Action item:
Without carrying over a single picture, write out the records below exactly.

Dataset rows for apps and sites:
● ● ● ●

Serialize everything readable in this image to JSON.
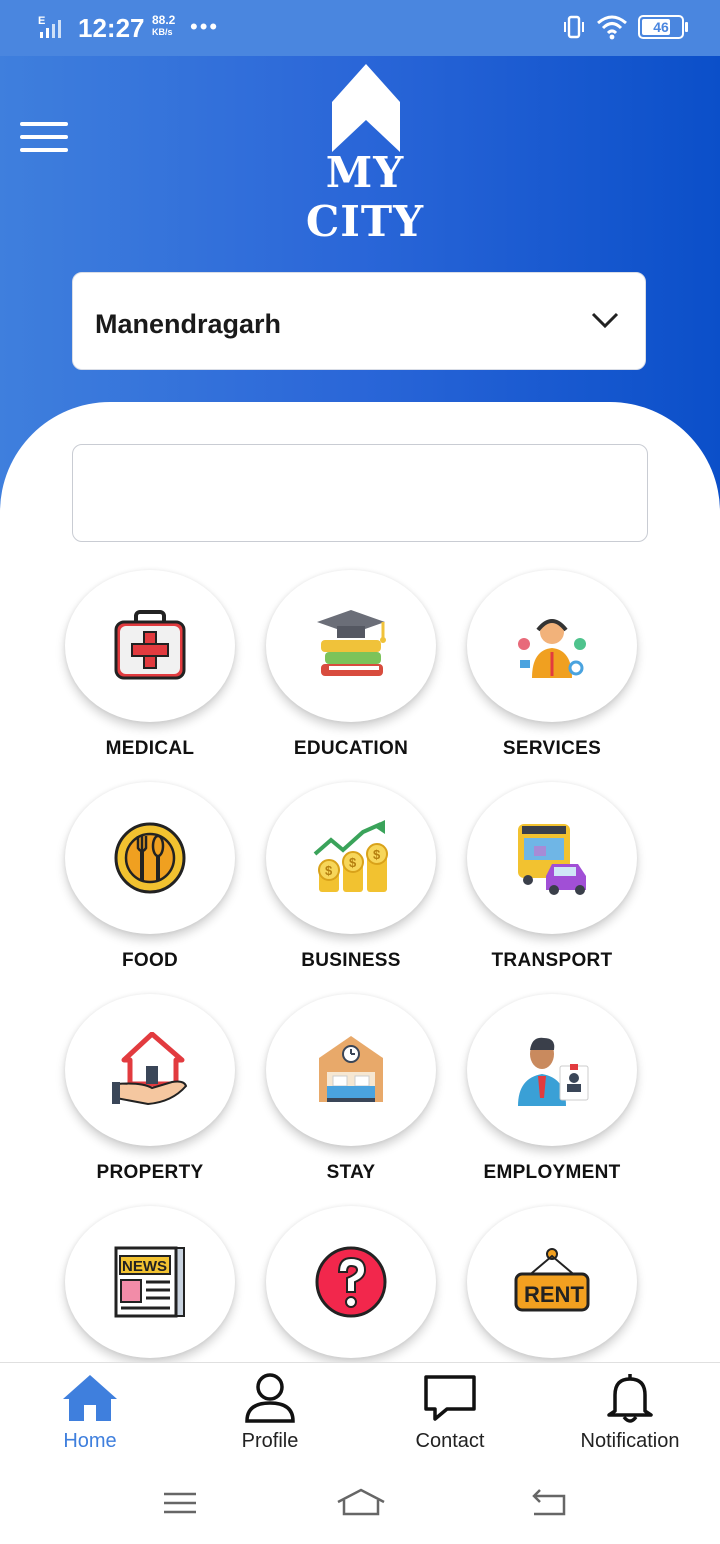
{
  "status_bar": {
    "time": "12:27",
    "network_type": "E",
    "speed_value": "88.2",
    "speed_unit": "KB/s",
    "more": "•••",
    "battery_level": "46"
  },
  "header": {
    "logo_text": "MY CITY",
    "menu_icon": "hamburger-menu-icon"
  },
  "city_select": {
    "value": "Manendragarh",
    "icon": "chevron-down-icon"
  },
  "search": {
    "value": ""
  },
  "categories": [
    {
      "label": "MEDICAL",
      "icon": "first-aid-kit-icon"
    },
    {
      "label": "EDUCATION",
      "icon": "graduation-books-icon"
    },
    {
      "label": "SERVICES",
      "icon": "customer-support-icon"
    },
    {
      "label": "FOOD",
      "icon": "plate-cutlery-icon"
    },
    {
      "label": "BUSINESS",
      "icon": "growth-coins-icon"
    },
    {
      "label": "TRANSPORT",
      "icon": "bus-car-icon"
    },
    {
      "label": "PROPERTY",
      "icon": "house-hand-icon"
    },
    {
      "label": "STAY",
      "icon": "hotel-bed-icon"
    },
    {
      "label": "EMPLOYMENT",
      "icon": "businessman-id-icon"
    },
    {
      "label": "",
      "icon": "newspaper-icon",
      "badge_text": "NEWS"
    },
    {
      "label": "",
      "icon": "question-mark-icon"
    },
    {
      "label": "",
      "icon": "rent-sign-icon",
      "badge_text": "RENT"
    }
  ],
  "bottom_nav": [
    {
      "label": "Home",
      "icon": "home-icon",
      "active": true
    },
    {
      "label": "Profile",
      "icon": "user-icon",
      "active": false
    },
    {
      "label": "Contact",
      "icon": "chat-bubble-icon",
      "active": false
    },
    {
      "label": "Notification",
      "icon": "bell-icon",
      "active": false
    }
  ],
  "colors": {
    "header_gradient_start": "#3f7fdd",
    "header_gradient_end": "#0b4fc9",
    "active_tab": "#3f7fdd"
  }
}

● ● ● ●

Output of the task:
Serialize everything readable in this image to JSON.
{
  "status_bar": {
    "time": "12:27",
    "network_type": "E",
    "speed_value": "88.2",
    "speed_unit": "KB/s",
    "more": "•••",
    "battery_level": "46"
  },
  "header": {
    "logo_text": "MY CITY",
    "menu_icon": "hamburger-menu-icon"
  },
  "city_select": {
    "value": "Manendragarh",
    "icon": "chevron-down-icon"
  },
  "search": {
    "value": ""
  },
  "categories": [
    {
      "label": "MEDICAL",
      "icon": "first-aid-kit-icon"
    },
    {
      "label": "EDUCATION",
      "icon": "graduation-books-icon"
    },
    {
      "label": "SERVICES",
      "icon": "customer-support-icon"
    },
    {
      "label": "FOOD",
      "icon": "plate-cutlery-icon"
    },
    {
      "label": "BUSINESS",
      "icon": "growth-coins-icon"
    },
    {
      "label": "TRANSPORT",
      "icon": "bus-car-icon"
    },
    {
      "label": "PROPERTY",
      "icon": "house-hand-icon"
    },
    {
      "label": "STAY",
      "icon": "hotel-bed-icon"
    },
    {
      "label": "EMPLOYMENT",
      "icon": "businessman-id-icon"
    },
    {
      "label": "",
      "icon": "newspaper-icon",
      "badge_text": "NEWS"
    },
    {
      "label": "",
      "icon": "question-mark-icon"
    },
    {
      "label": "",
      "icon": "rent-sign-icon",
      "badge_text": "RENT"
    }
  ],
  "bottom_nav": [
    {
      "label": "Home",
      "icon": "home-icon",
      "active": true
    },
    {
      "label": "Profile",
      "icon": "user-icon",
      "active": false
    },
    {
      "label": "Contact",
      "icon": "chat-bubble-icon",
      "active": false
    },
    {
      "label": "Notification",
      "icon": "bell-icon",
      "active": false
    }
  ],
  "colors": {
    "header_gradient_start": "#3f7fdd",
    "header_gradient_end": "#0b4fc9",
    "active_tab": "#3f7fdd"
  }
}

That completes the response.